The problems of Trotskyism go deeper than the weaknesses I’ve mentioned so far. Its origins in defending the politics of Bolshevism (as understood by Trotsky) against Stalinism have led many Trotskyists to cling to inherited orthodoxy rather than try to renew revolutionary socialism for a changing world. This has made it hard even for unorthodox Trotskyists to recognize the political weaknesses of Bolshevism itself, even at its best (Bolshevism had an inconsistent commitment to the socialist guiding principle that the working class must emancipate itself in order to transform society in ways that begin to do away with the social conditions that give rise to alienation, class exploitation and state power).

Moreover, Trotskyism’s “original defining characteristics” date back to some key debates in the revolutionary wing of the workers’ movement in the 1920s. We are in a very different era now. Those past debates provide some important, relevant lessons for today, as I’ve tried to suggest. But these are not today’s key debates. There have been other crucial debates since then — for example, about the significance of feminism and queer liberation for a politics of human emancipation. Today’s key debates among radicals include questions like these: how to respond to the global ecological crisis? what’s the relationship between anti-racism and anti-capitalism? how important are working-class movements, and how should we try to change them? what’s the significance of the struggles of indigenous peoples? is mass radicalism possible in countries like Canada? do we need political organizations as well as unions and community-based groups? if so, what kind and how can they be built?

We need a socialism that learns from the past but is defined in relation to key issues and debates of the present.
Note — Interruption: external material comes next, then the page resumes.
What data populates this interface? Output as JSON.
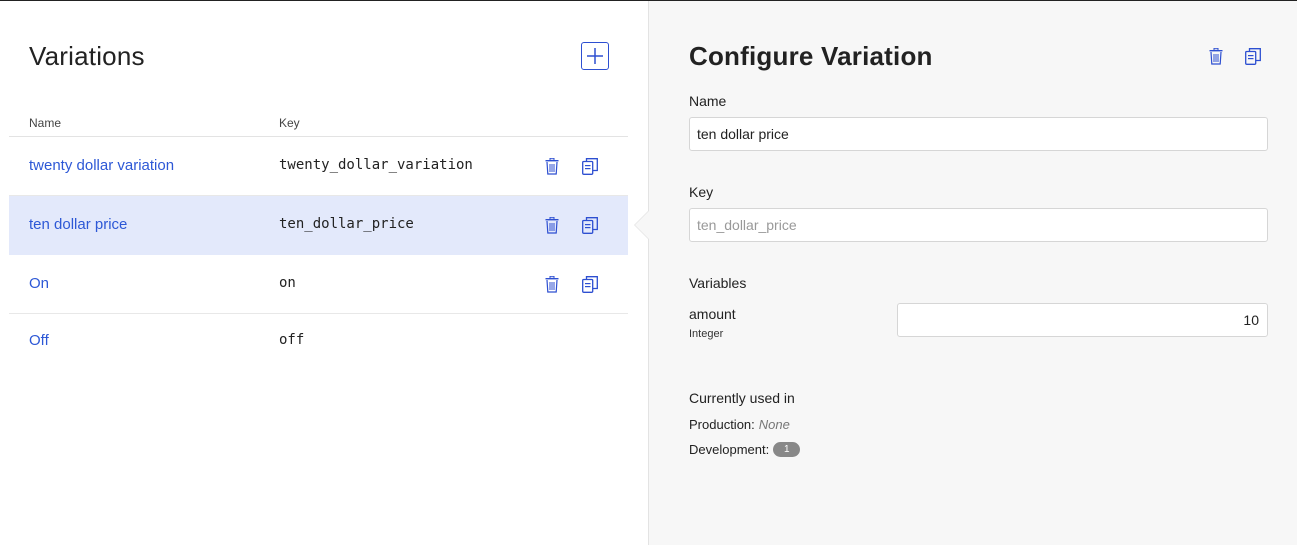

The best of Trotskyism can contribute to such a socialism for our times, but a socialism for our times must go beyond the best Trotskyism.

In solidarity,
David Camfield